For several judicial races, the Aug. 7 primary is not a primary at all but a decisive event. Different rules apply in these races. Those rules are complicated and vary between local and state levels. But basically, any judicial candidate who receives a majority of votes in this primary (ballots were mailed Wednesday) will be declared the winner of the election. With that in mind, here are The Columbian’s endorsements for judicial races:Superior Court Judge, Dept. 2: By his conduct in and out of the courtroom, Judge John Wulle’s self-inflicted wounds have rendered him unworthy of being returned by voters to the bench he has occupied for 12 years. Challenger David Gregerson offers a composed demeanor and enough experience as a judge pro tempore to earn The Columbian’s endorsement.
This newspaper has endorsed Wulle previously, but we also have reprimanded him for improper behavior at a 2006 conference in Los Angeles. His profane outburst at that conference, accompanied by an obscene gesture and multifanged slur, resulted in a censure (the strongest discipline short of suspension) by the state Commission on Judicial Conduct.
This year, Wulle is under review by the same commission for what it describes as “a pattern of discourteous, impatient and undignified behavior.” A public hearing has been rescheduled until Aug. 27, about three weeks after the decisive Aug. 7 primary.
All of this has led to a dramatic plunge in Wulle’s ratings by the Clark County Bar Association. This year’s bar poll shows a compilation of several areas, with Gregerson the favorite among 58 percent of respondents. Wulle drew only 41 percent support. By contrast, four years ago Wulle had 91 percent support. Such a stunning reversal in bar-poll opinion of a sitting judge is unprecedented in at least the past 12 years.
Wulle’s supporters essentially will argue, “Boys will be boys. Let’s overlook these indiscretions. He knows the law.” Sorry. Judges, more so than most other elected officials, should be stellar examples in and out of the courtroom. Wulle fails this test.
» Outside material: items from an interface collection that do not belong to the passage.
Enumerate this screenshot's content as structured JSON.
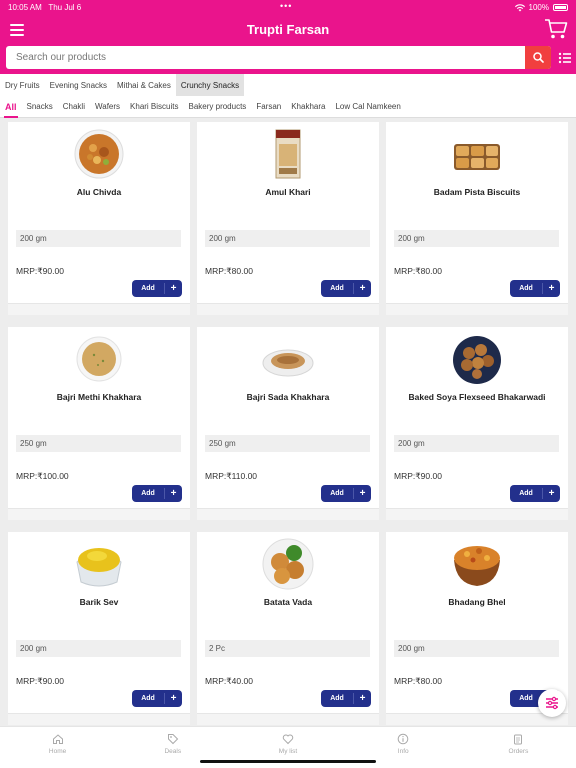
{
  "status": {
    "time": "10:05 AM",
    "date": "Thu Jul 6",
    "battery": "100%"
  },
  "header": {
    "title": "Trupti Farsan",
    "menu_icon": "hamburger-icon",
    "cart_icon": "cart-icon"
  },
  "search": {
    "placeholder": "Search our products",
    "value": ""
  },
  "categories": [
    {
      "label": "Dry Fruits"
    },
    {
      "label": "Evening Snacks"
    },
    {
      "label": "Mithai & Cakes"
    },
    {
      "label": "Crunchy Snacks"
    }
  ],
  "active_category": "Crunchy Snacks",
  "subcategories": [
    {
      "label": "All"
    },
    {
      "label": "Snacks"
    },
    {
      "label": "Chakli"
    },
    {
      "label": "Wafers"
    },
    {
      "label": "Khari Biscuits"
    },
    {
      "label": "Bakery products"
    },
    {
      "label": "Farsan"
    },
    {
      "label": "Khakhara"
    },
    {
      "label": "Low Cal Namkeen"
    }
  ],
  "active_subcategory": "All",
  "add_label": "Add",
  "products": [
    {
      "name": "Alu Chivda",
      "qty": "200 gm",
      "price": "MRP:₹90.00"
    },
    {
      "name": "Amul Khari",
      "qty": "200 gm",
      "price": "MRP:₹80.00"
    },
    {
      "name": "Badam Pista Biscuits",
      "qty": "200 gm",
      "price": "MRP:₹80.00"
    },
    {
      "name": "Bajri Methi Khakhara",
      "qty": "250 gm",
      "price": "MRP:₹100.00"
    },
    {
      "name": "Bajri Sada Khakhara",
      "qty": "250 gm",
      "price": "MRP:₹110.00"
    },
    {
      "name": "Baked Soya Flexseed Bhakarwadi",
      "qty": "200 gm",
      "price": "MRP:₹90.00"
    },
    {
      "name": "Barik Sev",
      "qty": "200 gm",
      "price": "MRP:₹90.00"
    },
    {
      "name": "Batata Vada",
      "qty": "2 Pc",
      "price": "MRP:₹40.00"
    },
    {
      "name": "Bhadang Bhel",
      "qty": "200 gm",
      "price": "MRP:₹80.00"
    }
  ],
  "bottom_nav": [
    {
      "label": "Home",
      "icon": "home-icon"
    },
    {
      "label": "Deals",
      "icon": "tag-icon"
    },
    {
      "label": "My list",
      "icon": "heart-icon"
    },
    {
      "label": "Info",
      "icon": "info-icon"
    },
    {
      "label": "Orders",
      "icon": "clipboard-icon"
    }
  ],
  "colors": {
    "brand": "#ea148c",
    "button": "#23308c",
    "search_button": "#f13f3f"
  }
}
Gregerson, meanwhile, is campaigning impressively, building a broad base of support and showing himself to be highly capable of replacing the ill-tempered Wulle. The incumbent has said of his courtroom outbursts: “Sorry, the street kid from New York came out.” That’s no excuse, and as Gregerson adroitly explains, “A judge’s role in the courtroom is to mitigate tension, not inflame it.”
Superior Court Judge, Dept. 8: Incumbent Diane Woolard has served admirably since 2000. Challenger Josephine Townsend presents no compelling reason to replace Woolard, who also is active in her profession with key roles on several committees. The local bar poll gave Woolard overwhelming support (87 percent) and The Columbian endorses her as the clearly superior choice.
Washington Supreme Court: Two statewide races for Supreme Court positions likely will be decided in the Aug. 7 primary, and both incumbents have earned the right to continue on the high court. Justice Steven Gonzalez was appointed to the court earlier this year by Gov. Chris Gregoire and quickly distinguished himself in such a way as to draw support from multiple sources, including both of the major gubernatorial candidates, numerous bar polls and several newspapers.
Similar accolades have been accumulated by another incumbent, Justice Susan Owens, who has served on the high court since 2000.
Neither Gonzalez nor Owens is drawing serious competition from foes who have low-key campaigns. The Columbian recommends returning Gonzalez and Owens to the Supreme Court.